What the exercise asks → The answer should consist of every record, reproduced exactly.

Material supplied START

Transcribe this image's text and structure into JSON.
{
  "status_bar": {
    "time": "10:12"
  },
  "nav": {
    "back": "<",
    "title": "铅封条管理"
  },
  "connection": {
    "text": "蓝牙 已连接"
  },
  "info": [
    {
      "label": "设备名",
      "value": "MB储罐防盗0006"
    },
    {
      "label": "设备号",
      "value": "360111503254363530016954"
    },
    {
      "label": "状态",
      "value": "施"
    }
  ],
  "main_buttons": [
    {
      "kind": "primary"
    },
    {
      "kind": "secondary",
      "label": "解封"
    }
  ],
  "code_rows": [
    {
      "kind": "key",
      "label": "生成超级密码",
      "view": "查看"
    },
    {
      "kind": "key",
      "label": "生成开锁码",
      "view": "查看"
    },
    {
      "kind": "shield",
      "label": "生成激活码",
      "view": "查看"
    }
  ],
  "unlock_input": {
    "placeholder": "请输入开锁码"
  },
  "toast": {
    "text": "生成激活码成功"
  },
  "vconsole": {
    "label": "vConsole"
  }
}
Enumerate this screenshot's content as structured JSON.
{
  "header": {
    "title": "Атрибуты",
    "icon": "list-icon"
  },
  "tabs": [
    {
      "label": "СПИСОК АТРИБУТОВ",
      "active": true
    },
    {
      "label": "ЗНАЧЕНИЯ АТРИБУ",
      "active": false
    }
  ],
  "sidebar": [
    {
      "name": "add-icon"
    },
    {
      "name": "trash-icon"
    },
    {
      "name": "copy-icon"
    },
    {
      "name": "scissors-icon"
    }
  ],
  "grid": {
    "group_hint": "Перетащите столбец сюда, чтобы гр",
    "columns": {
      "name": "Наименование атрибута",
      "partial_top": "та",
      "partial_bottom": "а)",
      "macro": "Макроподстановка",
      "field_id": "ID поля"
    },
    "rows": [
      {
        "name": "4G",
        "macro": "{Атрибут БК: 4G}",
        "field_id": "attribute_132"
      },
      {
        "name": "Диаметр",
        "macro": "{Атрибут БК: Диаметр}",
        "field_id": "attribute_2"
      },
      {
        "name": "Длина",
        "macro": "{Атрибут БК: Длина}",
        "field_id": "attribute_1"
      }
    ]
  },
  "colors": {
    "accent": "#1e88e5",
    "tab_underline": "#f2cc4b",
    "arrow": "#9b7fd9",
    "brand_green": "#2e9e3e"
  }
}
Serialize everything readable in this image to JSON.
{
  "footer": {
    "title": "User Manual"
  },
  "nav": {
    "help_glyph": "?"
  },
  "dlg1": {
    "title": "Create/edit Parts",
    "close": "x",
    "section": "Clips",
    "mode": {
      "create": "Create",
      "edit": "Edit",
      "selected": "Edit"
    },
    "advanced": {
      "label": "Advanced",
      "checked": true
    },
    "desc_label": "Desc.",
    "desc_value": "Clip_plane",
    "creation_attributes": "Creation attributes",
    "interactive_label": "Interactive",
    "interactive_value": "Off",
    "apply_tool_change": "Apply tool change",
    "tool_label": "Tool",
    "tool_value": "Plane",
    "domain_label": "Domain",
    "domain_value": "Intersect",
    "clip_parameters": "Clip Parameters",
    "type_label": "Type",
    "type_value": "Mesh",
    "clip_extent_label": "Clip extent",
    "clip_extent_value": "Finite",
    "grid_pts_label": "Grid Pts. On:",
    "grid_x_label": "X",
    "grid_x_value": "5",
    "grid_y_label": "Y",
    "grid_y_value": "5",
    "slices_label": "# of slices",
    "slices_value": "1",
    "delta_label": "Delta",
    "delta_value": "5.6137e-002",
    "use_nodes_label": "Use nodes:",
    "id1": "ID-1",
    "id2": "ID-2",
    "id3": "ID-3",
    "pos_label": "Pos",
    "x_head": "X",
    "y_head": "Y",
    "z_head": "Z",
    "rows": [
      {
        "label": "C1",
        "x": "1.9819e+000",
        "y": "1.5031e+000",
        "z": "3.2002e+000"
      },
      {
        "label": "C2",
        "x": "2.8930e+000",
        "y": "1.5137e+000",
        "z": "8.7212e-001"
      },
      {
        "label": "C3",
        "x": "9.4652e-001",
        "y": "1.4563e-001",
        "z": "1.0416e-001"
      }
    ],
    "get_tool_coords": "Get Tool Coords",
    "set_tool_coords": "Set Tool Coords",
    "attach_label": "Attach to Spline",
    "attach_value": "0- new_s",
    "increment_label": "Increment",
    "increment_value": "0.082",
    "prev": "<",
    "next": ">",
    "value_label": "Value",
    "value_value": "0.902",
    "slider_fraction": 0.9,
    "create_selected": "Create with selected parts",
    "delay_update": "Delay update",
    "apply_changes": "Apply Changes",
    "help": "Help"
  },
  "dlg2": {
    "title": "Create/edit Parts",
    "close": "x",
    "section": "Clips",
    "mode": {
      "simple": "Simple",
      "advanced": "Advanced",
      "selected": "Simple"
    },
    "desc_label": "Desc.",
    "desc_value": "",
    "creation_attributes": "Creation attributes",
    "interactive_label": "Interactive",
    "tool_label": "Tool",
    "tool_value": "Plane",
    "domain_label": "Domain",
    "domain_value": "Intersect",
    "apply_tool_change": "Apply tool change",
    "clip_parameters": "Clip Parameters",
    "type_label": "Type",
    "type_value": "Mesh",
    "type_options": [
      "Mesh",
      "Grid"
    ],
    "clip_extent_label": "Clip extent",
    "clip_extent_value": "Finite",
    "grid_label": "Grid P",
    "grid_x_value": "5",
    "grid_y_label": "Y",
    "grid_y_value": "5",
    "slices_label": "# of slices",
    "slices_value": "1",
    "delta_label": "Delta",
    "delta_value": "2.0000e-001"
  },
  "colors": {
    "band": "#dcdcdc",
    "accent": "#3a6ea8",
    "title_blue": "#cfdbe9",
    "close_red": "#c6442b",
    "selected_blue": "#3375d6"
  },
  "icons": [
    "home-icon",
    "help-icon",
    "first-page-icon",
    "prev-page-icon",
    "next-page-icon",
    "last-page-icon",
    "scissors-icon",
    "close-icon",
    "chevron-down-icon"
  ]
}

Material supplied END

Response area →
Transcribe this image's text and structure into JSON.
{
  "status_bar": {
    "time": "10:12"
  },
  "nav": {
    "back": "<",
    "title": "铅封条管理"
  },
  "connection": {
    "text": "蓝牙 已连接"
  },
  "info": [
    {
      "label": "设备名",
      "value": "MB储罐防盗0006"
    },
    {
      "label": "设备号",
      "value": "360111503254363530016954"
    },
    {
      "label": "状态",
      "value": "施"
    }
  ],
  "main_buttons": [
    {
      "kind": "primary"
    },
    {
      "kind": "secondary",
      "label": "解封"
    }
  ],
  "code_rows": [
    {
      "kind": "key",
      "label": "生成超级密码",
      "view": "查看"
    },
    {
      "kind": "key",
      "label": "生成开锁码",
      "view": "查看"
    },
    {
      "kind": "shield",
      "label": "生成激活码",
      "view": "查看"
    }
  ],
  "unlock_input": {
    "placeholder": "请输入开锁码"
  },
  "toast": {
    "text": "生成激活码成功"
  },
  "vconsole": {
    "label": "vConsole"
  }
}
Enumerate this screenshot's content as structured JSON.
{
  "header": {
    "title": "Атрибуты",
    "icon": "list-icon"
  },
  "tabs": [
    {
      "label": "СПИСОК АТРИБУТОВ",
      "active": true
    },
    {
      "label": "ЗНАЧЕНИЯ АТРИБУ",
      "active": false
    }
  ],
  "sidebar": [
    {
      "name": "add-icon"
    },
    {
      "name": "trash-icon"
    },
    {
      "name": "copy-icon"
    },
    {
      "name": "scissors-icon"
    }
  ],
  "grid": {
    "group_hint": "Перетащите столбец сюда, чтобы гр",
    "columns": {
      "name": "Наименование атрибута",
      "partial_top": "та",
      "partial_bottom": "а)",
      "macro": "Макроподстановка",
      "field_id": "ID поля"
    },
    "rows": [
      {
        "name": "4G",
        "macro": "{Атрибут БК: 4G}",
        "field_id": "attribute_132"
      },
      {
        "name": "Диаметр",
        "macro": "{Атрибут БК: Диаметр}",
        "field_id": "attribute_2"
      },
      {
        "name": "Длина",
        "macro": "{Атрибут БК: Длина}",
        "field_id": "attribute_1"
      }
    ]
  },
  "colors": {
    "accent": "#1e88e5",
    "tab_underline": "#f2cc4b",
    "arrow": "#9b7fd9",
    "brand_green": "#2e9e3e"
  }
}
Serialize everything readable in this image to JSON.
{
  "footer": {
    "title": "User Manual"
  },
  "nav": {
    "help_glyph": "?"
  },
  "dlg1": {
    "title": "Create/edit Parts",
    "close": "x",
    "section": "Clips",
    "mode": {
      "create": "Create",
      "edit": "Edit",
      "selected": "Edit"
    },
    "advanced": {
      "label": "Advanced",
      "checked": true
    },
    "desc_label": "Desc.",
    "desc_value": "Clip_plane",
    "creation_attributes": "Creation attributes",
    "interactive_label": "Interactive",
    "interactive_value": "Off",
    "apply_tool_change": "Apply tool change",
    "tool_label": "Tool",
    "tool_value": "Plane",
    "domain_label": "Domain",
    "domain_value": "Intersect",
    "clip_parameters": "Clip Parameters",
    "type_label": "Type",
    "type_value": "Mesh",
    "clip_extent_label": "Clip extent",
    "clip_extent_value": "Finite",
    "grid_pts_label": "Grid Pts. On:",
    "grid_x_label": "X",
    "grid_x_value": "5",
    "grid_y_label": "Y",
    "grid_y_value": "5",
    "slices_label": "# of slices",
    "slices_value": "1",
    "delta_label": "Delta",
    "delta_value": "5.6137e-002",
    "use_nodes_label": "Use nodes:",
    "id1": "ID-1",
    "id2": "ID-2",
    "id3": "ID-3",
    "pos_label": "Pos",
    "x_head": "X",
    "y_head": "Y",
    "z_head": "Z",
    "rows": [
      {
        "label": "C1",
        "x": "1.9819e+000",
        "y": "1.5031e+000",
        "z": "3.2002e+000"
      },
      {
        "label": "C2",
        "x": "2.8930e+000",
        "y": "1.5137e+000",
        "z": "8.7212e-001"
      },
      {
        "label": "C3",
        "x": "9.4652e-001",
        "y": "1.4563e-001",
        "z": "1.0416e-001"
      }
    ],
    "get_tool_coords": "Get Tool Coords",
    "set_tool_coords": "Set Tool Coords",
    "attach_label": "Attach to Spline",
    "attach_value": "0- new_s",
    "increment_label": "Increment",
    "increment_value": "0.082",
    "prev": "<",
    "next": ">",
    "value_label": "Value",
    "value_value": "0.902",
    "slider_fraction": 0.9,
    "create_selected": "Create with selected parts",
    "delay_update": "Delay update",
    "apply_changes": "Apply Changes",
    "help": "Help"
  },
  "dlg2": {
    "title": "Create/edit Parts",
    "close": "x",
    "section": "Clips",
    "mode": {
      "simple": "Simple",
      "advanced": "Advanced",
      "selected": "Simple"
    },
    "desc_label": "Desc.",
    "desc_value": "",
    "creation_attributes": "Creation attributes",
    "interactive_label": "Interactive",
    "tool_label": "Tool",
    "tool_value": "Plane",
    "domain_label": "Domain",
    "domain_value": "Intersect",
    "apply_tool_change": "Apply tool change",
    "clip_parameters": "Clip Parameters",
    "type_label": "Type",
    "type_value": "Mesh",
    "type_options": [
      "Mesh",
      "Grid"
    ],
    "clip_extent_label": "Clip extent",
    "clip_extent_value": "Finite",
    "grid_label": "Grid P",
    "grid_x_value": "5",
    "grid_y_label": "Y",
    "grid_y_value": "5",
    "slices_label": "# of slices",
    "slices_value": "1",
    "delta_label": "Delta",
    "delta_value": "2.0000e-001"
  },
  "colors": {
    "band": "#dcdcdc",
    "accent": "#3a6ea8",
    "title_blue": "#cfdbe9",
    "close_red": "#c6442b",
    "selected_blue": "#3375d6"
  },
  "icons": [
    "home-icon",
    "help-icon",
    "first-page-icon",
    "prev-page-icon",
    "next-page-icon",
    "last-page-icon",
    "scissors-icon",
    "close-icon",
    "chevron-down-icon"
  ]
}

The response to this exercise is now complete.